#### INFORMATION PROVIDED

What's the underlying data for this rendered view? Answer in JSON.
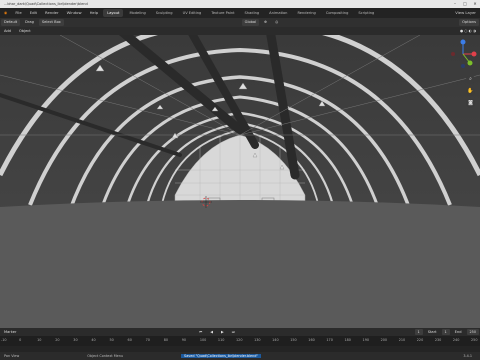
{
  "window": {
    "title": "...bhar_dark\\Quad\\Collections_lbr\\blender\\blend",
    "controls": [
      "–",
      "□",
      "✕"
    ]
  },
  "menubar": {
    "items": [
      "File",
      "Edit",
      "Render",
      "Window",
      "Help"
    ],
    "workspaces": [
      "Layout",
      "Modeling",
      "Sculpting",
      "UV Editing",
      "Texture Paint",
      "Shading",
      "Animation",
      "Rendering",
      "Compositing",
      "Scripting"
    ],
    "active_workspace": "Layout",
    "right_label": "View Layer"
  },
  "header": {
    "mode": "Default",
    "drag": "Drag",
    "select": "Select Box",
    "orientation": "Global",
    "options": "Options"
  },
  "view_header": {
    "items": [
      "Add",
      "Object"
    ]
  },
  "timeline": {
    "label": "Marker",
    "current_frame": "1",
    "start_label": "Start",
    "start": "1",
    "end_label": "End",
    "end": "250",
    "ruler": [
      "-10",
      "0",
      "10",
      "20",
      "30",
      "40",
      "50",
      "60",
      "70",
      "80",
      "90",
      "100",
      "110",
      "120",
      "130",
      "140",
      "150",
      "160",
      "170",
      "180",
      "190",
      "200",
      "210",
      "220",
      "230",
      "240",
      "250"
    ]
  },
  "status": {
    "left": "Pan View",
    "middle": "Object Context Menu",
    "highlight": "Saved \"Quad\\Collections_lbr\\blender.blend\"",
    "version": "3.4.1"
  },
  "colors": {
    "accent": "#1c5a9e",
    "gizmo_x": "#e0404a",
    "gizmo_y": "#7cbf2a",
    "gizmo_z": "#3b7de8"
  },
  "icons": [
    "camera-icon",
    "hand-icon",
    "zoom-icon",
    "play-icon",
    "navigation-gizmo"
  ]
}
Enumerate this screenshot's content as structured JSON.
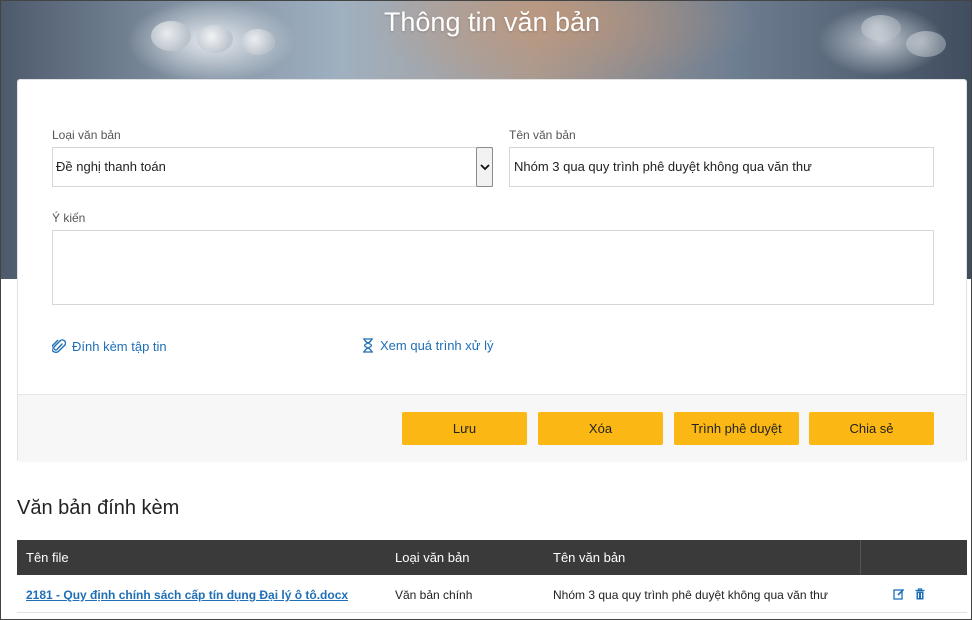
{
  "page": {
    "title": "Thông tin văn bản"
  },
  "form": {
    "doc_type": {
      "label": "Loại văn bản",
      "value": "Đề nghị thanh toán"
    },
    "doc_name": {
      "label": "Tên văn bản",
      "value": "Nhóm 3 qua quy trình phê duyệt không qua văn thư"
    },
    "comment": {
      "label": "Ý kiến",
      "value": ""
    },
    "attach_link": "Đính kèm tập tin",
    "history_link": "Xem quá trình xử lý"
  },
  "actions": {
    "save": "Lưu",
    "delete": "Xóa",
    "submit": "Trình phê duyệt",
    "share": "Chia sẻ"
  },
  "attachments": {
    "title": "Văn bản đính kèm",
    "columns": [
      "Tên file",
      "Loại văn bản",
      "Tên văn bản"
    ],
    "rows": [
      {
        "file": "2181 - Quy định chính sách cấp tín dụng Đại lý ô tô.docx",
        "type": "Văn bản chính",
        "name": "Nhóm 3 qua quy trình phê duyệt không qua văn thư"
      }
    ]
  },
  "colors": {
    "accent_button": "#fbb714",
    "link": "#1f6fb7",
    "table_header": "#3a3a3a"
  },
  "icons": [
    "paperclip-icon",
    "hourglass-icon",
    "chevron-down-icon",
    "edit-icon",
    "trash-icon"
  ]
}
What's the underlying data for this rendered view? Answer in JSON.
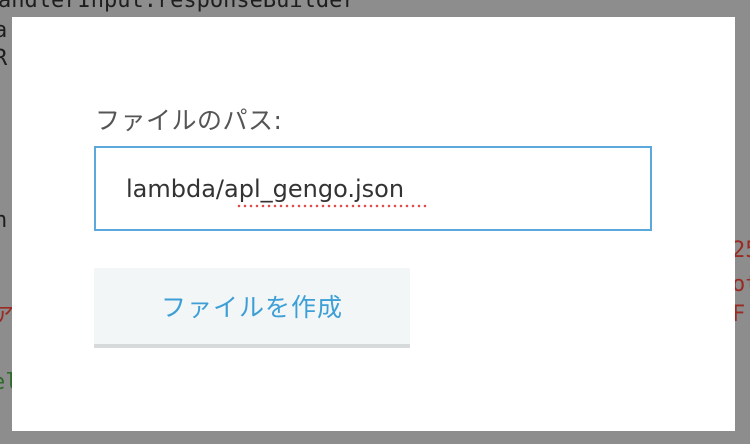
{
  "background": {
    "code_line_top": "andlerInput.responseBuilder",
    "code_line_a": "a",
    "code_line_r": "R",
    "code_line_n": "n",
    "code_right_1": "25",
    "code_right_2": "ot",
    "code_right_3": "F ]",
    "code_left_red": "ア",
    "code_left_green": "el"
  },
  "dialog": {
    "path_label": "ファイルのパス:",
    "path_value": "lambda/apl_gengo.json",
    "create_button_label": "ファイルを作成"
  },
  "colors": {
    "input_border": "#5aa8dc",
    "button_text": "#3d9fd6",
    "button_bg": "#f2f6f7"
  }
}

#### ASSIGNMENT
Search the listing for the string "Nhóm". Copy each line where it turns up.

#### OUTPUT
      "value": "Nhóm 3 qua quy trình phê duyệt không qua văn thư"
        "name": "Nhóm 3 qua quy trình phê duyệt không qua văn thư"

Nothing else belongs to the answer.